I didn’t mean to sound too negative in that last sentence. Personally, I am optimistic with regard to my chances of reversing my Diabetes. There is so much going on in the world of diabetes, so very much hope for all of us. Besides, I have always had an irrational optimism, along with something of a no-sense approach to life in general. That’s right – no sense! After all, I wouldn’t be sat here writing about being a diabetic in the first place if I had any sense. I would be sat on an exercise machine, or reading the blog of some doctor with an ideal BMI who is an known expert on diabetes type 2, a condition that they have too much sense to have ever had first hand experience of. Most surely, this blog is not from a doctors perspective, but one from the guinea pig’s.
Anyway, what follows are my vital stats, for completeness if nothing else..
My name is Charles (yes, I know you know that). I am married and live in the north of England, the UK. I work as an IT consultant (no relevance whatsoever except that it might suggest the truth of my preferred, highly sedentary lifestyle). I am not impressively overweight, but I am about 50 pounds heavier that I know that I should be. I was diagnosed with diabetes in December 2012. I had been working abroad for 5 years up until that time, and had just returned back to the UK. On my first visit to see my parents, I remember watching my mother test my father’s blood sugar with a monitor that his doctor had given to him. He has diabetes type 2, but isn’t what you could call overweight, and was only diagnosed a couple of years ago at the age of 80. Given such a late diagnosis, and the fact that my mother, brother and sister do not have diabetes, I guess I can’t blame it on a hereditary condition, damn it! On the other hand, if it was hereditary I would feel less foolishly optimistic about the prospects of my kicking it’s butt! As to whether this suggests that a hereditary diagnosis would mean that I was less foolish, I can’t figure out – I guess that’s whether the stupidity kicks in. Anyway, back to what I was saying about that visit to my parents. I casually asked my Mum if she would test my blood sugar. So she did. We’ll just before the monitor blew up, it came back with a reading of 16.5 1 mmol/L (I believe that’s 297 mg/dL, in case you’re state side). And that was the beginning of my beautiful story..

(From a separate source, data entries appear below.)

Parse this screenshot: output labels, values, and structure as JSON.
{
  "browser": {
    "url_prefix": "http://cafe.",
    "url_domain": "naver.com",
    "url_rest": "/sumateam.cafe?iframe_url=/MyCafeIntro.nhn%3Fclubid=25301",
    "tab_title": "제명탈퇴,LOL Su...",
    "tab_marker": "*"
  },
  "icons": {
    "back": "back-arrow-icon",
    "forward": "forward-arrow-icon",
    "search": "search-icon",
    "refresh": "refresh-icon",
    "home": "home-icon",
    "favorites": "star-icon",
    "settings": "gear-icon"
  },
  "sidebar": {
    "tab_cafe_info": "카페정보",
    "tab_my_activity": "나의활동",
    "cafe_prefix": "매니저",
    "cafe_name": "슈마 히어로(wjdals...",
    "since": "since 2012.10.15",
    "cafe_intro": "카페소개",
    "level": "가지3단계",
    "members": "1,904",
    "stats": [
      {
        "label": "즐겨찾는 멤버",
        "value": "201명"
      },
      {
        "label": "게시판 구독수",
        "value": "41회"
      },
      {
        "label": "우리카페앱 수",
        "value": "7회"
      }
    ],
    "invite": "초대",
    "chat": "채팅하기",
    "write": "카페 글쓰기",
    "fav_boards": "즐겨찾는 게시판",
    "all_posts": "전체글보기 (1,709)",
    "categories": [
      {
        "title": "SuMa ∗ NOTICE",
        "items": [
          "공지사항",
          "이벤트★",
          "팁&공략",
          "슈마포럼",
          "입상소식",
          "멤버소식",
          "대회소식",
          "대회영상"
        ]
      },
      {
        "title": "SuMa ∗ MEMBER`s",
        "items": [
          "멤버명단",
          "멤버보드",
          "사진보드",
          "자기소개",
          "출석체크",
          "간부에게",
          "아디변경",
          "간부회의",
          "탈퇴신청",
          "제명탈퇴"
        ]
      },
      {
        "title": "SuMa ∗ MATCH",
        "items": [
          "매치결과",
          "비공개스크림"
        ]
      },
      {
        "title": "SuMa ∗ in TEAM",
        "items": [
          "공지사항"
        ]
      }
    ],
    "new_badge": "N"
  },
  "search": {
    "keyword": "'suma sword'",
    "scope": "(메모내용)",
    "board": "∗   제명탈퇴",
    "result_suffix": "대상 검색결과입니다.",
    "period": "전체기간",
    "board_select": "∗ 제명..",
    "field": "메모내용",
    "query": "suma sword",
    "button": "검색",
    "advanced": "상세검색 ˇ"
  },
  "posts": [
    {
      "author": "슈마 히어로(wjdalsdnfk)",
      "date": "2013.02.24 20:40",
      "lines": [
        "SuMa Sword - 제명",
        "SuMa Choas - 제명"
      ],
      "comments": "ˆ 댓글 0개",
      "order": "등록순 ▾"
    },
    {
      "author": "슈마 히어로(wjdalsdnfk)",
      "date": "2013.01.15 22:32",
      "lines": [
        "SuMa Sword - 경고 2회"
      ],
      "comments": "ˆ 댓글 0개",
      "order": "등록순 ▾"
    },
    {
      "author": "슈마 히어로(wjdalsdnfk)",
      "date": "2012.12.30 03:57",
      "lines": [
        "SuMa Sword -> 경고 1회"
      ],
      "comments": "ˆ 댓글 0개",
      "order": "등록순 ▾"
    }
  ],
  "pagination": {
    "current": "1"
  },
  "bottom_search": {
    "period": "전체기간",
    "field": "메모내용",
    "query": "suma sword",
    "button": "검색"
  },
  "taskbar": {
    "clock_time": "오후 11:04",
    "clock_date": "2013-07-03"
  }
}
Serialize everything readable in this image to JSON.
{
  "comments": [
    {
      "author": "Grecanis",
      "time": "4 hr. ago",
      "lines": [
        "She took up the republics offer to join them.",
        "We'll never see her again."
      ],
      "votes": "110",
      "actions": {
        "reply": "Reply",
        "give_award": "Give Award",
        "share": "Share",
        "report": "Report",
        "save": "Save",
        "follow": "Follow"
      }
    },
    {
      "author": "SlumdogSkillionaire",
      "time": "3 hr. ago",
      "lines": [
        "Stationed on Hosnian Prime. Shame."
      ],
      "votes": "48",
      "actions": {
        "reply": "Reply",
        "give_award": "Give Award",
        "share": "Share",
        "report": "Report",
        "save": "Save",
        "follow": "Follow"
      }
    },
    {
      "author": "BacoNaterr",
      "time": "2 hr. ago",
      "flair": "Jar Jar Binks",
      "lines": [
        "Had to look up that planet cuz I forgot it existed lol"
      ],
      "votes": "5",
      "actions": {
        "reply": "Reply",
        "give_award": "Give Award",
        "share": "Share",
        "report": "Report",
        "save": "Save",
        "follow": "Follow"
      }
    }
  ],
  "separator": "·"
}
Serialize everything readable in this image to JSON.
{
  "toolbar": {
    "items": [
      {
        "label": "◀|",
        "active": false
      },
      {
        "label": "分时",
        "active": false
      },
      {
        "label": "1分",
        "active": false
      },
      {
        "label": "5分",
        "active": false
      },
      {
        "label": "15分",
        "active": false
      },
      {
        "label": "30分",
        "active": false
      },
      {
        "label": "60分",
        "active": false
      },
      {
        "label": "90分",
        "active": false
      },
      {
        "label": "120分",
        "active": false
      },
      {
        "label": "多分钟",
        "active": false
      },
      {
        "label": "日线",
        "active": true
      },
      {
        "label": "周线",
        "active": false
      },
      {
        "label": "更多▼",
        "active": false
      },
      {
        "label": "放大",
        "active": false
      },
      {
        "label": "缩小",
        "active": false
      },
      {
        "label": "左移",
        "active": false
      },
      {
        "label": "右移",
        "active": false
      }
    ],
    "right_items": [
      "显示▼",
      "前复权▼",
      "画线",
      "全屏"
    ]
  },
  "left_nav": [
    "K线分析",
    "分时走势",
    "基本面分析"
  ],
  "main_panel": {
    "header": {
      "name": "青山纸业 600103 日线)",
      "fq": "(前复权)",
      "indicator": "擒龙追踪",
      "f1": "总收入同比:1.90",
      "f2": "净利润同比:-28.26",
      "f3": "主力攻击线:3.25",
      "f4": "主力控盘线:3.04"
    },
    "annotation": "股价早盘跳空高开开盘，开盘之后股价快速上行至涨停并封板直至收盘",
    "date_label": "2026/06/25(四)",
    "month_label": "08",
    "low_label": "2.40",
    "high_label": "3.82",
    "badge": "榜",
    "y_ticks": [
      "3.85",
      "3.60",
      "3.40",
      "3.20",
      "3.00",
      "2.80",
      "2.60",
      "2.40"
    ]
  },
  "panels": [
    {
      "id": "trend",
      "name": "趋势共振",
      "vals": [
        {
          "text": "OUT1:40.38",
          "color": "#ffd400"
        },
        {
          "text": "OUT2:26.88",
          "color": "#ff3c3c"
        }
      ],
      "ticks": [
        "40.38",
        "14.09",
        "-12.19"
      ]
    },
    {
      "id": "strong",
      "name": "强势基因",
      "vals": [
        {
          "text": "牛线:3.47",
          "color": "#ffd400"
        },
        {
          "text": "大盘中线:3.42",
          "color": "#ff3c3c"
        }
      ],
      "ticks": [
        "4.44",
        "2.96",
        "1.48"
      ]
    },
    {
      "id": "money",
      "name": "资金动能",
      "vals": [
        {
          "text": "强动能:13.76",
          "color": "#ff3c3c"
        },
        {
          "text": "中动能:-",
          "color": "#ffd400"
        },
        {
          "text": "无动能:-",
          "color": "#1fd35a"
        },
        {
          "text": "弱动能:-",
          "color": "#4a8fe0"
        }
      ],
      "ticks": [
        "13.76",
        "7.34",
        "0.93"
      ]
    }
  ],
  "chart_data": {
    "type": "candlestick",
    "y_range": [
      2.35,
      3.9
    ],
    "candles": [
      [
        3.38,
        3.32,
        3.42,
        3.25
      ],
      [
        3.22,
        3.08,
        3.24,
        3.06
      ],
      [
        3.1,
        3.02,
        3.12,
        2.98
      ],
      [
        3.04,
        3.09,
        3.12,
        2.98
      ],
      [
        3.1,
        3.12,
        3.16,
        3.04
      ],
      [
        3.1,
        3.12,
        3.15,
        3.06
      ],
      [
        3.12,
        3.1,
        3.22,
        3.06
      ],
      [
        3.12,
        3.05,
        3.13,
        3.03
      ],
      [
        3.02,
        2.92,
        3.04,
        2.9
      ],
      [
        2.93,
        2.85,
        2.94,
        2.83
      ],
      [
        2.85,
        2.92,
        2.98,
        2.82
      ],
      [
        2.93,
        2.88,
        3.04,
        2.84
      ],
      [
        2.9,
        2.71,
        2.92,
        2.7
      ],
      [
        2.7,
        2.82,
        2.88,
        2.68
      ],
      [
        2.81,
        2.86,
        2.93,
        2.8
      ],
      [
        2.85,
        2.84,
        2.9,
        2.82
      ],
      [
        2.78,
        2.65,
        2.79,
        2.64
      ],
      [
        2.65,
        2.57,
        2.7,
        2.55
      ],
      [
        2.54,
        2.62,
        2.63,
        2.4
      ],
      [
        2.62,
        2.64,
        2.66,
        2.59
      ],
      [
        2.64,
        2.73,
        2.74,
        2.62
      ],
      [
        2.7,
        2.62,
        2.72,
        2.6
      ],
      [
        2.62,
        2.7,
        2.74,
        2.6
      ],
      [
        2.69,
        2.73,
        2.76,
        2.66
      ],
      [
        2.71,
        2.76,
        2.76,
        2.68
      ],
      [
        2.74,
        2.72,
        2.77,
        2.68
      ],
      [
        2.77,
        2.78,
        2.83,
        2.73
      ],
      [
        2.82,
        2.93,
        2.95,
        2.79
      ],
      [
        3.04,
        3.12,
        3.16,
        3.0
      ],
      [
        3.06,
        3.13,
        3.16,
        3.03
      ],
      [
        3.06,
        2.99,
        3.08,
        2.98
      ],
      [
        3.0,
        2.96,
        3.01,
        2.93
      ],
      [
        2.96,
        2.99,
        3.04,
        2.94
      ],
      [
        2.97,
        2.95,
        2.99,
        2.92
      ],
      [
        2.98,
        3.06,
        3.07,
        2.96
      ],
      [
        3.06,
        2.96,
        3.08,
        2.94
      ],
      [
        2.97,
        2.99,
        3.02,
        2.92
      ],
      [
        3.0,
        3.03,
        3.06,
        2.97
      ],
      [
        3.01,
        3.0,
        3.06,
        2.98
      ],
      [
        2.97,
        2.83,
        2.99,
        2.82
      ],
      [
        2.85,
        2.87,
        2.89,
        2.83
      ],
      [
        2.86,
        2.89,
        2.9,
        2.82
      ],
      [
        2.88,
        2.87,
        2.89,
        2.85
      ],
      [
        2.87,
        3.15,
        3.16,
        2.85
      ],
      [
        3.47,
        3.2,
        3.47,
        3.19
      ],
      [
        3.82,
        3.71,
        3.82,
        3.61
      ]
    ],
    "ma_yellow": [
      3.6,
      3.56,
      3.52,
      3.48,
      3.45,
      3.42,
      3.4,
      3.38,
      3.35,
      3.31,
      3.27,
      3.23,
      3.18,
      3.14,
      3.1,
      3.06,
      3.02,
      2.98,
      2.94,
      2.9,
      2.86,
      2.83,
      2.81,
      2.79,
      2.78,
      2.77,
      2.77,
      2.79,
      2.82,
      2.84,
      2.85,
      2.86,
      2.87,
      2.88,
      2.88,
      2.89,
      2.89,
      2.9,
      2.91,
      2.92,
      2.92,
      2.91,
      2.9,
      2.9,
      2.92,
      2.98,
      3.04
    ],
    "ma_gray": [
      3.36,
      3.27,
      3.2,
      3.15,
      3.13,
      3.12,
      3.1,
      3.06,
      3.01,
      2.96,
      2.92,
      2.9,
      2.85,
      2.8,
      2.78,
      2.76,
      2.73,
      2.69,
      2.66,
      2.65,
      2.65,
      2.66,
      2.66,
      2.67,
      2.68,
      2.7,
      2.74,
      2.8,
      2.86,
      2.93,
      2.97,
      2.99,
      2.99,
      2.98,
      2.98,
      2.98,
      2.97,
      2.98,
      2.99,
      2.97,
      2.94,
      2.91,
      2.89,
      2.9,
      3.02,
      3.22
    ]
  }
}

Since then one visit to the doctor has followed another, the first most scary of all. I am currently on 500mg of metformin twice a day, along with one ramipril tablet once each day. I don’t have high blood pressure, but for diabetes the doctor tells me that its better for it to be a little lower than normal in order to protect the heart from the vascular ravages of the condition. As scary as it was at the beginning, fear was eventually replaced by distraction, which itself was replaced by complacency – that was until recently. Last time I went to the diabetes nurse I mentioned that I have a tingling sensation in my hands. The nurse looked rather sombre and replied, “Yes, that’ll be the neuropathy.. How are your feet?” I thought to myself, “Hang on! I thought I had diabetes? What is this neuropathy nonsense?” I suddenly felt a somewhat harassed, like when you go to by a car, and the salesman pressures you into buying a warranty, new floor carpets, and a furry dice for the window. The nurse continued to explain that neuropathy means nerve damage, caused by reduced oxygen levels. Reduced oxygen levels in diabetics is caused by high levels of sugar in the blood. Complacency suddenly switched right back to Scared, but I know this wont last because soon Stupid return. So I decided to write this blog to keep me focussed, to get some encouragement from people going through the same thing, and hopefully offer some hope and encouragement back. So that’s me – just some guy with diabetes type 2 who is determined to get better, and in the process find a few allies in this war against a common enemy. In words from Shakespeare’s Henry V, Act III, “Once more unto the breach, Dear friends!”